Members discussed three potential recommendations during this session. First, they discussed strongly urging stakeholders at all levels to use democratic deliberation to inform policy decisions in health, science, and technology that have ethical dimensions. The Bioethics Commission’s own deliberations about medical countermeasure research with children serves as a vivid example of this process. In 2013 during their meetings about pediatric medical countermeasures, Members started with many different ideas about how to move ahead, and through effective deliberation, arrived at a path forward that was not only well-received by the key stakeholders, but was also implemented by major players in the field, including CDC and the Biomedical Advanced Research and Development Authority. During this discussion, Members emphasized that well-designed deliberations can help us formulate better answers to bioethical questions that our society can act upon, by pooling intelligence and insight across a range of backgrounds, expertise, and perspectives. Members agreed that this will be an important recommendation to make. Some Members commented that the report should emphasize the specifics and mechanics of how to conduct democratic deliberation, using vivid examples of deliberative processes at different levels, not just at the federal level.

Second, they discussed recommending that those involved in deliberative activities should use available empirical evidence about methods for deliberation, and ensure that deliberative activities are designed and conducted according to best practices.

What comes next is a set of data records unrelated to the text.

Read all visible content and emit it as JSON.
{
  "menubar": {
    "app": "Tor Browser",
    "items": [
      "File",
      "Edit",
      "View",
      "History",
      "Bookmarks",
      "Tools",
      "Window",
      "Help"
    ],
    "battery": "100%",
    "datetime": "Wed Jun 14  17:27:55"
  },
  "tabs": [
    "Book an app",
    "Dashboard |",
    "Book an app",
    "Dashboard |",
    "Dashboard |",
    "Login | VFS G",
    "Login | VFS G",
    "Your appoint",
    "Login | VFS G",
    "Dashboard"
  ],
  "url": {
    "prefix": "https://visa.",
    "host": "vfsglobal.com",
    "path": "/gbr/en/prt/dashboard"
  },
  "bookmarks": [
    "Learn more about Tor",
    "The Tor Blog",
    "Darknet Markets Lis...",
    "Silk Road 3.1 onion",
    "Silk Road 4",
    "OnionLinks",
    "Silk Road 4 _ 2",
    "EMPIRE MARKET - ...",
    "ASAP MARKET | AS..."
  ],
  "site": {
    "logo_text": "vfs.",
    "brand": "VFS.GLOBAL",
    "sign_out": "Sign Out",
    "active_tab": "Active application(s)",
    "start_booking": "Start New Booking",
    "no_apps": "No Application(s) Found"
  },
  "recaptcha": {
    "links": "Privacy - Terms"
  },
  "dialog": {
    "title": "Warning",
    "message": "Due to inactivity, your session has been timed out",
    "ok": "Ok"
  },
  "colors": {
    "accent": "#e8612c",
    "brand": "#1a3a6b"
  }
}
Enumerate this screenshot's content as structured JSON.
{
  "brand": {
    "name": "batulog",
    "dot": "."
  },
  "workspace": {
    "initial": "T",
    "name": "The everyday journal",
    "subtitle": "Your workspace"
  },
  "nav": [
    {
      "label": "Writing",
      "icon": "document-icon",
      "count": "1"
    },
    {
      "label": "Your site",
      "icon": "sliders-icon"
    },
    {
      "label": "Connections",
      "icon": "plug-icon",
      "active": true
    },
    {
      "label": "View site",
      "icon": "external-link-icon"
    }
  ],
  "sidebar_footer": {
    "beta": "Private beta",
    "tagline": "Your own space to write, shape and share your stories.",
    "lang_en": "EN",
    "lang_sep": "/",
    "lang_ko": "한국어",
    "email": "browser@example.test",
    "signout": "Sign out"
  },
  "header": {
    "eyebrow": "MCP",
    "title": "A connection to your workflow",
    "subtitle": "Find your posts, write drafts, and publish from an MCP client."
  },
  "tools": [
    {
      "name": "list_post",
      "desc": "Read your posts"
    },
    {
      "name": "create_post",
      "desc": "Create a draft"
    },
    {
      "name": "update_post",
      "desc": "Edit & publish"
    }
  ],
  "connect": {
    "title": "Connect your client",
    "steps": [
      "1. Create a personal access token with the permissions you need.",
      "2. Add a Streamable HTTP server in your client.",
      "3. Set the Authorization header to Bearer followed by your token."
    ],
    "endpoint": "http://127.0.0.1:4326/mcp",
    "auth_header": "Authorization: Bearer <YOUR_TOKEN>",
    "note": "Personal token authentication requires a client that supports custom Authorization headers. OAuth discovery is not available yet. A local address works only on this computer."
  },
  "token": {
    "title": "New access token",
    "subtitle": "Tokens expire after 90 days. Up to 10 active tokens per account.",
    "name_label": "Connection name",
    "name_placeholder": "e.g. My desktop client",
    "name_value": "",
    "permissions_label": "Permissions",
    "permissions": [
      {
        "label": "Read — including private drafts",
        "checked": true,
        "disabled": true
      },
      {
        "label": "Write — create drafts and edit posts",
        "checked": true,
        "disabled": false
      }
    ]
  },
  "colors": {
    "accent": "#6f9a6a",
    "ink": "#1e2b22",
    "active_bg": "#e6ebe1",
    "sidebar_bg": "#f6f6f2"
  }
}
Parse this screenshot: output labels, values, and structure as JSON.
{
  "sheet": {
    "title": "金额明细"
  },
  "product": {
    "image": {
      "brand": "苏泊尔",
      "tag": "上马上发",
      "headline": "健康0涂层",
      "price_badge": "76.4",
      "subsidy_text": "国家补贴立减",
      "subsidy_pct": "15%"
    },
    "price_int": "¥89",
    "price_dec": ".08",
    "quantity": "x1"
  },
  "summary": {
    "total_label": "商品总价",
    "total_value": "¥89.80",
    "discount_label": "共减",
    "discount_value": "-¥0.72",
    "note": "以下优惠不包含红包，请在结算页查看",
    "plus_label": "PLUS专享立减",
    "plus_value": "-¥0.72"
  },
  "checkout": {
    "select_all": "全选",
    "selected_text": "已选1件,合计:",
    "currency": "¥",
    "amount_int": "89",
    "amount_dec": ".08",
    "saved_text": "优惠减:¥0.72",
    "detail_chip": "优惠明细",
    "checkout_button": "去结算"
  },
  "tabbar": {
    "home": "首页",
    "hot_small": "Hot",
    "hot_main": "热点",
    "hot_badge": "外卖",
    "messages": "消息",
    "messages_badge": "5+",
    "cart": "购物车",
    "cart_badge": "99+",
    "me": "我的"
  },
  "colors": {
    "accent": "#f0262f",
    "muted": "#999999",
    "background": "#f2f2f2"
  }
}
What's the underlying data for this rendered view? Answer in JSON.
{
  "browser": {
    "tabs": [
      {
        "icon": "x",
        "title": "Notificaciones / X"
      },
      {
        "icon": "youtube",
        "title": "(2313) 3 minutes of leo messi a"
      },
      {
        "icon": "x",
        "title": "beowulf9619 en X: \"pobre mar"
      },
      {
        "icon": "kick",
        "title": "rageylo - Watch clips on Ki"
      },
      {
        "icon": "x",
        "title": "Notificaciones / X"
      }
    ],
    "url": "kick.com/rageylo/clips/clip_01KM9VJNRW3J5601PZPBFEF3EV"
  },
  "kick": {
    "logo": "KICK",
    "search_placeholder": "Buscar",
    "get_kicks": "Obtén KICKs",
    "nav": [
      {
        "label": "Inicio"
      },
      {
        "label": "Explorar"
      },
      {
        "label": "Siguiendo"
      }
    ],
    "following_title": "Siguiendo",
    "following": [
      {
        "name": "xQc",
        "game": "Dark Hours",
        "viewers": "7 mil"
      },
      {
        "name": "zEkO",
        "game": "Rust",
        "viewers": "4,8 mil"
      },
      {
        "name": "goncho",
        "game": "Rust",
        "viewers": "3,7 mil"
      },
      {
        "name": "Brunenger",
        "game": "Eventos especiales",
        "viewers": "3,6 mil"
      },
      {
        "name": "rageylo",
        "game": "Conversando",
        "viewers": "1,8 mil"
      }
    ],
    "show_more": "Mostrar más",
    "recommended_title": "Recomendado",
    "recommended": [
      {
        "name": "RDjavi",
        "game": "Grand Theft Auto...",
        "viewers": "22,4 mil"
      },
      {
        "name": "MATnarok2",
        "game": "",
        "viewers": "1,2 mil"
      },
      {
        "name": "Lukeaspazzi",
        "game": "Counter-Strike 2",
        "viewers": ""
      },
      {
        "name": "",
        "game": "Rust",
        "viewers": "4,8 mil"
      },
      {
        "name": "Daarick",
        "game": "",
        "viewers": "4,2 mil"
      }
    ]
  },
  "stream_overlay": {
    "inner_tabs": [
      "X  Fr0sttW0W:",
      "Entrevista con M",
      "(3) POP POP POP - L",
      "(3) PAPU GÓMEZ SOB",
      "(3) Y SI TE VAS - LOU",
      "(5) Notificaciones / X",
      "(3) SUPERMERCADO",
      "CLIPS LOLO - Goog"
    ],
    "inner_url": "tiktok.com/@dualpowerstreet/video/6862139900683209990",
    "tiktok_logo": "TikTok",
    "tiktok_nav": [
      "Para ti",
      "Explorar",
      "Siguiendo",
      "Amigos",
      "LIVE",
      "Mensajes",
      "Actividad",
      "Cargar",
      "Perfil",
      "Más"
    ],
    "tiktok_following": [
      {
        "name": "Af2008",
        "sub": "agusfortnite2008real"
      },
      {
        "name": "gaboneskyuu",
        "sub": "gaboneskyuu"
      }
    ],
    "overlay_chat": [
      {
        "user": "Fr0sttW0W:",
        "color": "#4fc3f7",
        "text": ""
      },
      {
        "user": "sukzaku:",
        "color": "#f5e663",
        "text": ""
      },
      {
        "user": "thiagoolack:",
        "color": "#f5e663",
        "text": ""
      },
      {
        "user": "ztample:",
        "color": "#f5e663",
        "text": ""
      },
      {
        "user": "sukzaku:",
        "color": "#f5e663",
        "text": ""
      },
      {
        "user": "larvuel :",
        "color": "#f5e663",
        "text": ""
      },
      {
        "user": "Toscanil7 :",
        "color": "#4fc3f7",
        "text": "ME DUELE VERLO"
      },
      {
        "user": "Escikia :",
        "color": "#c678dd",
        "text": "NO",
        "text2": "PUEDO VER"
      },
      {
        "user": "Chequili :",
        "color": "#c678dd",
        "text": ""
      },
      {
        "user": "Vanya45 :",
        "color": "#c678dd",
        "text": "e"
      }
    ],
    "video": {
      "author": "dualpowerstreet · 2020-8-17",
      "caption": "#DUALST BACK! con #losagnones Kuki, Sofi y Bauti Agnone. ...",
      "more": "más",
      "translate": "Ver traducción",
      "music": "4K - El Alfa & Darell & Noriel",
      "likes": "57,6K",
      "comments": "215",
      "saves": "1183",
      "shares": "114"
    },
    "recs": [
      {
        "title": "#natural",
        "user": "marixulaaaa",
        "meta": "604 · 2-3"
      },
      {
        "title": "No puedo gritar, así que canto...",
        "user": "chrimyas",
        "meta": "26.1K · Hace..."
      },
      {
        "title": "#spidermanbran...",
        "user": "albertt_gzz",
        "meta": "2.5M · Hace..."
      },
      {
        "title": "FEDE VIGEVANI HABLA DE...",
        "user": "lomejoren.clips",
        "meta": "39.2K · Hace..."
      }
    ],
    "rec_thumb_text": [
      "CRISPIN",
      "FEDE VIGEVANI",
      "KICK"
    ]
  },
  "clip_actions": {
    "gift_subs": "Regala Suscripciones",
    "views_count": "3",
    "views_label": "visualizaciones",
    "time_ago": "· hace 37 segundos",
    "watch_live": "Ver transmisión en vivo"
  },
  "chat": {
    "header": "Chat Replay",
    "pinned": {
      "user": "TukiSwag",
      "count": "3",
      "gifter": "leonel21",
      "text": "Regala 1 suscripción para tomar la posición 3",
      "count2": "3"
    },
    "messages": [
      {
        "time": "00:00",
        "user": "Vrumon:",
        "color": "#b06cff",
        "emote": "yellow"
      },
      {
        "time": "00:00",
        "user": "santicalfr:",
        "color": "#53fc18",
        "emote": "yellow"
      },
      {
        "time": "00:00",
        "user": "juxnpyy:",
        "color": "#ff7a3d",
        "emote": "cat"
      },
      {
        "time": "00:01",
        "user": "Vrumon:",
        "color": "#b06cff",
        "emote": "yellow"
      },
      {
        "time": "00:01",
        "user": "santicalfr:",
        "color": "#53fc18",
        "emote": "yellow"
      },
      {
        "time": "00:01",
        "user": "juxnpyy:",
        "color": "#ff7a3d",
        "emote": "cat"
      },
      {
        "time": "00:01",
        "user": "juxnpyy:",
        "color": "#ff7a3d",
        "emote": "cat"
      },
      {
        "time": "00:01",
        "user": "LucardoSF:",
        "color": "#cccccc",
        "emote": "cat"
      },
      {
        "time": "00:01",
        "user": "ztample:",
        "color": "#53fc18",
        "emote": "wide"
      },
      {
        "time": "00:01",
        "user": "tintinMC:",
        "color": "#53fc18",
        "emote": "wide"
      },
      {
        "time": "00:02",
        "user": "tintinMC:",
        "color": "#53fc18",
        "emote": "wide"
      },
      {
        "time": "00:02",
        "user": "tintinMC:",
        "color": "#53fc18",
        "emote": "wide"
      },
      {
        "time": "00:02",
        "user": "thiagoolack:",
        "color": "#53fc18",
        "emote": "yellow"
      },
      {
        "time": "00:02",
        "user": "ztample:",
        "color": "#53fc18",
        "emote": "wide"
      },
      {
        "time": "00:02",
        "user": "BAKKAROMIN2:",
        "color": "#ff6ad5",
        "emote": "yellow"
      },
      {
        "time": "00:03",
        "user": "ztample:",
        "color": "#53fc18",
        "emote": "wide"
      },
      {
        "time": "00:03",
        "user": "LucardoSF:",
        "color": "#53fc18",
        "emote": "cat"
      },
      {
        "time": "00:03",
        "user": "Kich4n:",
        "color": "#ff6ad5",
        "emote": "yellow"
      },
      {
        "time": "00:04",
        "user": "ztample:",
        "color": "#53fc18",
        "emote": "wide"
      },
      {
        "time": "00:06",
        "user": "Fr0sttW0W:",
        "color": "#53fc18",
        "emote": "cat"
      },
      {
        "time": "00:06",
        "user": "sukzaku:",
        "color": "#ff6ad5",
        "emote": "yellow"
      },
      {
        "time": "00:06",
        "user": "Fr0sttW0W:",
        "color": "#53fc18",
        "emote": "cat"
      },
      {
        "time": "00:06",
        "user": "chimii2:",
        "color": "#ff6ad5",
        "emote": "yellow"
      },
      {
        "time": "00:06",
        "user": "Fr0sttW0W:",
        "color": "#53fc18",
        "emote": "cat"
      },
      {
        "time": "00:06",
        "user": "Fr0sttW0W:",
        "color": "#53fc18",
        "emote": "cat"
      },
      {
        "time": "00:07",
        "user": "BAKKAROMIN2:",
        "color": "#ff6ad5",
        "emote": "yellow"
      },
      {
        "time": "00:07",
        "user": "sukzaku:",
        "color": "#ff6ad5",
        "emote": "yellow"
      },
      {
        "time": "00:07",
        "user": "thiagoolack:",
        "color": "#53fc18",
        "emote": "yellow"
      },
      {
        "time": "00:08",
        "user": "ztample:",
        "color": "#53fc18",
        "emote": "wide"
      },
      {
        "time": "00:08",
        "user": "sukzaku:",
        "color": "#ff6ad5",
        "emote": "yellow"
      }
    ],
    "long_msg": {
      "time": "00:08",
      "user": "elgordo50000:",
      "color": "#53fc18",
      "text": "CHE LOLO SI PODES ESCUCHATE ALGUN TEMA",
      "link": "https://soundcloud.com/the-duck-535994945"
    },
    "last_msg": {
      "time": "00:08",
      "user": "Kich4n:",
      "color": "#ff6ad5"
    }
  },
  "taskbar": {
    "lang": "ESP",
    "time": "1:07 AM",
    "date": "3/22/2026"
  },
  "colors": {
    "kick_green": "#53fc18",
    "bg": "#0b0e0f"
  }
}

The views, opinions and positions expressed by these authors and blogs are theirs and do not necessarily represent that of the Bioethics Research Library and Kennedy Institute of Ethics or Georgetown University.